For the records below, tally every line that has the word "Plus" and reply with the number alone.
──────────────────────────────
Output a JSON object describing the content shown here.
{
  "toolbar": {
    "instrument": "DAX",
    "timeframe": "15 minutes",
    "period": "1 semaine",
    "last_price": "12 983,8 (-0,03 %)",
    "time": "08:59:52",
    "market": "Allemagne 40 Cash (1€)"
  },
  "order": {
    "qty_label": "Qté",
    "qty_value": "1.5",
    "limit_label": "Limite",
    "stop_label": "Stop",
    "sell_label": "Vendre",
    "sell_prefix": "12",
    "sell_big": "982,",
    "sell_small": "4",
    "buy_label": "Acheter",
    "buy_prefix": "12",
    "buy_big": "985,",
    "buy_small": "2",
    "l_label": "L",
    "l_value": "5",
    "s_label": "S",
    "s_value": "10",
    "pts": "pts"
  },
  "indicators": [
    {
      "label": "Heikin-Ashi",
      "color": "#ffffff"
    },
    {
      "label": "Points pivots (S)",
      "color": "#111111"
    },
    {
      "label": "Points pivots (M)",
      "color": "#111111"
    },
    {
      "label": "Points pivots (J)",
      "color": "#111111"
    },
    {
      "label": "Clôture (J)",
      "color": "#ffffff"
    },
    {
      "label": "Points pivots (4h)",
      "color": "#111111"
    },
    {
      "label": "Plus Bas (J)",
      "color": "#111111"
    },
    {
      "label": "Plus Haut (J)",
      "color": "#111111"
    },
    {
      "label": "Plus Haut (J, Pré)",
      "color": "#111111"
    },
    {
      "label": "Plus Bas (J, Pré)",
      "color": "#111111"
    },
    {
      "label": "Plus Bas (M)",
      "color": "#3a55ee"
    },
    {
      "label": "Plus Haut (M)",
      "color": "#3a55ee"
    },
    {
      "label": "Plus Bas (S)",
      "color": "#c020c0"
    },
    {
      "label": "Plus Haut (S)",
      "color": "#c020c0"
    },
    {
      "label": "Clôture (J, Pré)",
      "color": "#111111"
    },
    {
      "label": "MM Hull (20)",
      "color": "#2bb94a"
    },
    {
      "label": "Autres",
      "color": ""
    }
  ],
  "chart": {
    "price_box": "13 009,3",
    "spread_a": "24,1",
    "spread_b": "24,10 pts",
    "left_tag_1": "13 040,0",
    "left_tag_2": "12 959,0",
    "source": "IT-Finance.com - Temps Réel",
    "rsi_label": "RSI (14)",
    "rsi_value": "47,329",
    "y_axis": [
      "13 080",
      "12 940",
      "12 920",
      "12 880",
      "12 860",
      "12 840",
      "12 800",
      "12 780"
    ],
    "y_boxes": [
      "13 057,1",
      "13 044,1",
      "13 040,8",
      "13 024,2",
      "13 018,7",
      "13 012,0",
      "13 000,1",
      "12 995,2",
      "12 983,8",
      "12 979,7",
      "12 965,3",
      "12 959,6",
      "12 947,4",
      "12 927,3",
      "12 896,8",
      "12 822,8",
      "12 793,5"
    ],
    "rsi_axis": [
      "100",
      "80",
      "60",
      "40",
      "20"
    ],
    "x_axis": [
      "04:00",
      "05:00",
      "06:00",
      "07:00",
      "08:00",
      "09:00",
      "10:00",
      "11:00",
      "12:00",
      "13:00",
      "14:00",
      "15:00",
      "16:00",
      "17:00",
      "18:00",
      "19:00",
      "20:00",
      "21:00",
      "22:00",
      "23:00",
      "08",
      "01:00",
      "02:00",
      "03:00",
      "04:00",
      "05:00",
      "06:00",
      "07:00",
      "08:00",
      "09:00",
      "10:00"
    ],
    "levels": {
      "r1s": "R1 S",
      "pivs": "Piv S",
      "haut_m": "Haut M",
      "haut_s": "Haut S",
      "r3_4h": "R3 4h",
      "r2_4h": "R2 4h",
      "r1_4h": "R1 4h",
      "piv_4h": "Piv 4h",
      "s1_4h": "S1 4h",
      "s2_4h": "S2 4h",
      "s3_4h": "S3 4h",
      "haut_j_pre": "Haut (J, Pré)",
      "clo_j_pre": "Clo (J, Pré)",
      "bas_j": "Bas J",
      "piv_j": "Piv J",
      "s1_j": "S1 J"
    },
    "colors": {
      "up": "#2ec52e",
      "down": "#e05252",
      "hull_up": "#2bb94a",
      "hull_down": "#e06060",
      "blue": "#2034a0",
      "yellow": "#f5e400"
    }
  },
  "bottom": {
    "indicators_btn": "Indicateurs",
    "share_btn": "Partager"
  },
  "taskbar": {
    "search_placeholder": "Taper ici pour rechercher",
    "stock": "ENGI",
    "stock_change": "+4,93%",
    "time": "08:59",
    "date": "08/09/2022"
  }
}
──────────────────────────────
ANSWER SPACE: 8